- Try it: Provide only the number of lines below that contain the word "Mote".

- Records supplied:
--*--
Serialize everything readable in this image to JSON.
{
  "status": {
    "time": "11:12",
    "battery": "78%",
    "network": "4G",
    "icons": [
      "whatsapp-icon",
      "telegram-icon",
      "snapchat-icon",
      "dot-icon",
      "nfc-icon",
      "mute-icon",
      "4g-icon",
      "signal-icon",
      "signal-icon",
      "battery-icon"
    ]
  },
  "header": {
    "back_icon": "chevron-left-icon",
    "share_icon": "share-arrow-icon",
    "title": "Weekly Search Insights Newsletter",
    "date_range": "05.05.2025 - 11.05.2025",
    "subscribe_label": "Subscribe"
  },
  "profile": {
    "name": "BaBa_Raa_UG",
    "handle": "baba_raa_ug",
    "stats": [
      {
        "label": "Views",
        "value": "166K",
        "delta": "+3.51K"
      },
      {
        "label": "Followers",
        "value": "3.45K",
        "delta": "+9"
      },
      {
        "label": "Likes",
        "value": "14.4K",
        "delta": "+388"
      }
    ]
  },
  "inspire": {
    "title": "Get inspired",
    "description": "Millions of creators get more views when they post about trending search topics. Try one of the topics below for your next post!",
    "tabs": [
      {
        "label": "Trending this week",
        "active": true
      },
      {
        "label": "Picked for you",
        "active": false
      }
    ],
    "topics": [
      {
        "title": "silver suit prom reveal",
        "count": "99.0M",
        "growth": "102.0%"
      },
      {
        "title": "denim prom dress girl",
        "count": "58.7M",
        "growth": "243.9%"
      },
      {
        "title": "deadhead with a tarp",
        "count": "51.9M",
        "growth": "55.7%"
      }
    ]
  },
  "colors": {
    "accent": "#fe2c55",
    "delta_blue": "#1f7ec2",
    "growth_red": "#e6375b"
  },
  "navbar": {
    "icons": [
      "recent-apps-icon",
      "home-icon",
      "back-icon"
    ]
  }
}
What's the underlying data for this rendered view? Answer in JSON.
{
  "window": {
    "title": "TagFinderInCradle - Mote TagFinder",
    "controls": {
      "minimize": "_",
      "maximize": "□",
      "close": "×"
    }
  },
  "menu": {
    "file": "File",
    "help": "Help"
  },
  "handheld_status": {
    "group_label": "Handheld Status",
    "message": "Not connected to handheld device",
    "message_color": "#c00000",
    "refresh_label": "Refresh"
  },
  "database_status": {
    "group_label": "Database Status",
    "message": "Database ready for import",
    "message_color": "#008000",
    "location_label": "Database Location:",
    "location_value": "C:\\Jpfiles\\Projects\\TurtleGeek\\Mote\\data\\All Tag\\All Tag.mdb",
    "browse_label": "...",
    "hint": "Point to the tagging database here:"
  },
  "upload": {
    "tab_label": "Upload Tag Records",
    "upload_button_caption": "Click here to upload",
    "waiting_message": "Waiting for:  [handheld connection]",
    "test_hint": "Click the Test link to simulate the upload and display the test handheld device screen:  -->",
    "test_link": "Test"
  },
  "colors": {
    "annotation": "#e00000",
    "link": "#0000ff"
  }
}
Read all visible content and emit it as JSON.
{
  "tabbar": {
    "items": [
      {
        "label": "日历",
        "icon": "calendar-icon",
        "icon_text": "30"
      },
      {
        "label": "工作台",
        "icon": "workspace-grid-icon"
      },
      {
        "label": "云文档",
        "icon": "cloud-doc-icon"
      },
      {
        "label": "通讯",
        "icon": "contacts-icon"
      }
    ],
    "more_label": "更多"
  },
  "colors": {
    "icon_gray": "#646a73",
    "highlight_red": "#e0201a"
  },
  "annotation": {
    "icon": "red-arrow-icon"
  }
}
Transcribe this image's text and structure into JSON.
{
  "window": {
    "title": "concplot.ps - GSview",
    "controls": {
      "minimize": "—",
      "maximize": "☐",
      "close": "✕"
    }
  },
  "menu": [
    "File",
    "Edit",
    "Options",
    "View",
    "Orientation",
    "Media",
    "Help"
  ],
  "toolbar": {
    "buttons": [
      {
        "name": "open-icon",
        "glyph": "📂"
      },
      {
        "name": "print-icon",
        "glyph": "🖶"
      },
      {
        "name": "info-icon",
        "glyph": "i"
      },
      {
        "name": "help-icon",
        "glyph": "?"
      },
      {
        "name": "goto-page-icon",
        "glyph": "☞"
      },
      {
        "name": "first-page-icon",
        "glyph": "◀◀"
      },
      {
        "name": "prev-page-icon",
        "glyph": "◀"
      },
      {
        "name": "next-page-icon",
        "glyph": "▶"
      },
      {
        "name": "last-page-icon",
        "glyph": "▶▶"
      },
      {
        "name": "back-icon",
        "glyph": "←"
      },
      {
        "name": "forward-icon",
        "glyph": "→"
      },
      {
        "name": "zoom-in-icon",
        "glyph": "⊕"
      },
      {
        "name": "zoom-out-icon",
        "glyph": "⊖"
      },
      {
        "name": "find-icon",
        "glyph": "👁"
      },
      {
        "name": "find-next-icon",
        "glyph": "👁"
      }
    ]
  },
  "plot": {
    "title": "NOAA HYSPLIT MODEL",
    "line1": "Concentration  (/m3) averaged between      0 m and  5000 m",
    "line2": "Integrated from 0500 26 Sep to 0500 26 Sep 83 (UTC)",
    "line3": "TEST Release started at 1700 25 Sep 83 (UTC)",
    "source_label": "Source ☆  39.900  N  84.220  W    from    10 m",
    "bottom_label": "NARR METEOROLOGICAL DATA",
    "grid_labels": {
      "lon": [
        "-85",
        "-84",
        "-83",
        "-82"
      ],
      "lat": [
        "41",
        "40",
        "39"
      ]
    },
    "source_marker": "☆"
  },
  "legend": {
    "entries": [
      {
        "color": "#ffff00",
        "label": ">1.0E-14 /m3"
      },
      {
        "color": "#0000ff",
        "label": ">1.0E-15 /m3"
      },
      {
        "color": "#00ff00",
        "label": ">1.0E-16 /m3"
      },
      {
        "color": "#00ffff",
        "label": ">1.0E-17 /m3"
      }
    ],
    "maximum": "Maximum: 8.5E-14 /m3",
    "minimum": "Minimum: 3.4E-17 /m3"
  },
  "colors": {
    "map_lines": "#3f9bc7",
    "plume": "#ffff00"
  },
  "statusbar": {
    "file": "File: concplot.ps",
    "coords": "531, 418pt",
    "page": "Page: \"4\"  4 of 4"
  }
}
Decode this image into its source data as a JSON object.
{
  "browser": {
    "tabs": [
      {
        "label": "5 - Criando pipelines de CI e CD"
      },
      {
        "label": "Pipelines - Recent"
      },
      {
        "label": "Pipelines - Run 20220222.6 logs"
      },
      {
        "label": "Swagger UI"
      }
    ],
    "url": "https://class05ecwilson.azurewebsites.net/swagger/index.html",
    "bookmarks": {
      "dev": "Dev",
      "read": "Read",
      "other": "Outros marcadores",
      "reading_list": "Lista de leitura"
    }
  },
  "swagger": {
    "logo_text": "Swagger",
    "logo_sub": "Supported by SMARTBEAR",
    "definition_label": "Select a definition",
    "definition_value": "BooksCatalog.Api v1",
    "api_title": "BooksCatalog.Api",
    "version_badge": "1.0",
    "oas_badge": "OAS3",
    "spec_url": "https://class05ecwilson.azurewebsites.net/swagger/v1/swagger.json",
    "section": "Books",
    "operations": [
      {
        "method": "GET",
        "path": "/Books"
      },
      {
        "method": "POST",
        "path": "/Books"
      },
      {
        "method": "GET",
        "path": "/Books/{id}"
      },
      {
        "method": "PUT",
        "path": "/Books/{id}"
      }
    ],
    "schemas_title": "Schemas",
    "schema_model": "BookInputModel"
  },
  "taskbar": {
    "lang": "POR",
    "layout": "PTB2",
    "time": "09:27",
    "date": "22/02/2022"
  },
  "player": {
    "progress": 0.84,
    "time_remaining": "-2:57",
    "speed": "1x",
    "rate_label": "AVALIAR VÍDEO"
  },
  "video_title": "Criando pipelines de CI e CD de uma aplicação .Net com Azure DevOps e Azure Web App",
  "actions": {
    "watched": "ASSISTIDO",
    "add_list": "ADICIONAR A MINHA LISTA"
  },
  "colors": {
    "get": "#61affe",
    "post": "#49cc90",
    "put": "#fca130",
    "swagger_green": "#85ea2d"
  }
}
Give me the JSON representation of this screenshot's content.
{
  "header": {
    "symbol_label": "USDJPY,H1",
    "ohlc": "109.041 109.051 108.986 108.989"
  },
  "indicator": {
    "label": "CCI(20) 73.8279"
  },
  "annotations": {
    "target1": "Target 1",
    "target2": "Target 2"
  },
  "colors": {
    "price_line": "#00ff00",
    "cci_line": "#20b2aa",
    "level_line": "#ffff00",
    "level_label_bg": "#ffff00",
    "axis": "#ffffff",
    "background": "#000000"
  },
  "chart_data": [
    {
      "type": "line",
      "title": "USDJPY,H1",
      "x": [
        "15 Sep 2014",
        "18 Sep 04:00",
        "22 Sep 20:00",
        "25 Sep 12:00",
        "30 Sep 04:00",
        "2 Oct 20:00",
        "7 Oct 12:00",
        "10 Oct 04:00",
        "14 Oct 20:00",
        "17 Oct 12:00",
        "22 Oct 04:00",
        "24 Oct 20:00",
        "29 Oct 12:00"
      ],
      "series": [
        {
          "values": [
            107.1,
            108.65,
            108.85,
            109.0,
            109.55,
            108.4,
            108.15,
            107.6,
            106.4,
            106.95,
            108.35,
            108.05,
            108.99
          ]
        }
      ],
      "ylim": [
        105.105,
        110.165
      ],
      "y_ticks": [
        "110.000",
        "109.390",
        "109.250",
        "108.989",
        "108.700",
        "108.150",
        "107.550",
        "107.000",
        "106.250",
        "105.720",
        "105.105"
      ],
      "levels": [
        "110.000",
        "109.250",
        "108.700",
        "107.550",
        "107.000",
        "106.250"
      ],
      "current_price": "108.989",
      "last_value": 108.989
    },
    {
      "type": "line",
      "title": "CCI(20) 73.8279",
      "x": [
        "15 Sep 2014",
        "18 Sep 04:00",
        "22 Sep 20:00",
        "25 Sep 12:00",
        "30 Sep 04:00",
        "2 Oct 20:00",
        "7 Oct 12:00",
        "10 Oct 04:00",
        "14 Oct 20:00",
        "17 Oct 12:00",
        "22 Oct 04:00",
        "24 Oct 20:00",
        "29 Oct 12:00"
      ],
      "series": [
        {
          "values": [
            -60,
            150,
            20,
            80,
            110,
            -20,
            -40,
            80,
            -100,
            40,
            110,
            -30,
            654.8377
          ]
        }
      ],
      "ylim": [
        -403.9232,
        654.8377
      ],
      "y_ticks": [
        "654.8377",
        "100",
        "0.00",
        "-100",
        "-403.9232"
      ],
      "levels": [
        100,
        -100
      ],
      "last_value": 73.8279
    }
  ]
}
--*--
- Result of this exercise: 2